Segment Open
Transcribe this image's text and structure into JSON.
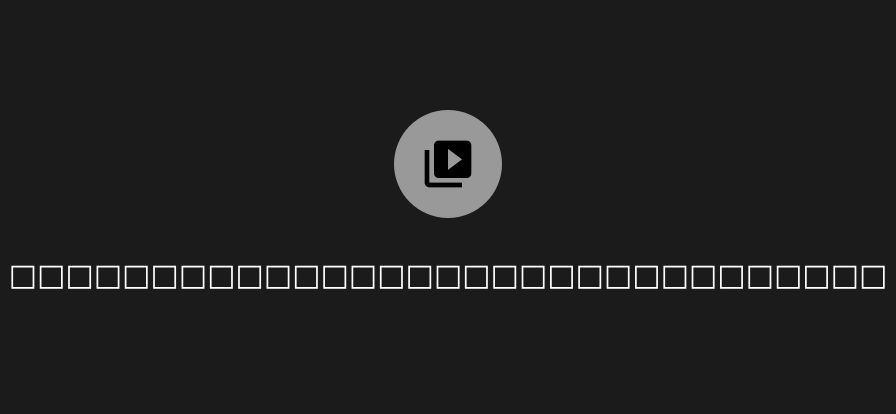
{
  "empty_state": {
    "icon": "video-library-icon",
    "message": "□□□□□□□□□□□□□□□□□□□□□□□□□□□□□□□",
    "colors": {
      "background": "#1b1b1b",
      "icon_circle": "#999999",
      "icon_glyph": "#000000",
      "text": "#ffffff"
    }
  }
}
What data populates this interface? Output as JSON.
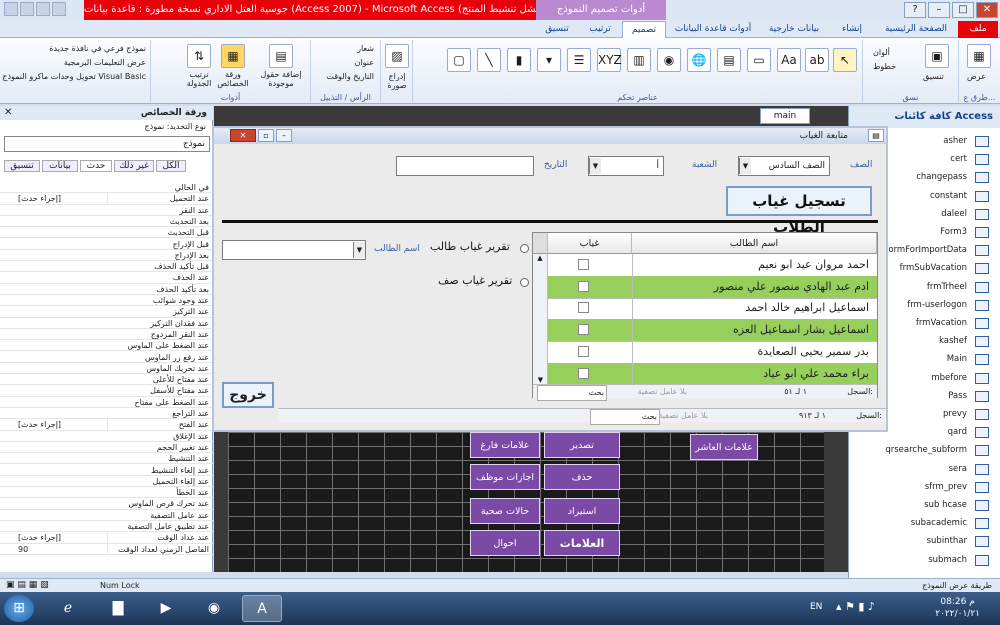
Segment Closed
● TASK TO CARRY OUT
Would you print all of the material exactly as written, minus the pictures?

● ANSWER BOX
Transcribe this image's text and structure into JSON.
{
  "empty_state": {
    "icon": "video-library-icon",
    "message": "□□□□□□□□□□□□□□□□□□□□□□□□□□□□□□□",
    "colors": {
      "background": "#1b1b1b",
      "icon_circle": "#999999",
      "icon_glyph": "#000000",
      "text": "#ffffff"
    }
  }
}
What data populates this interface? Output as JSON.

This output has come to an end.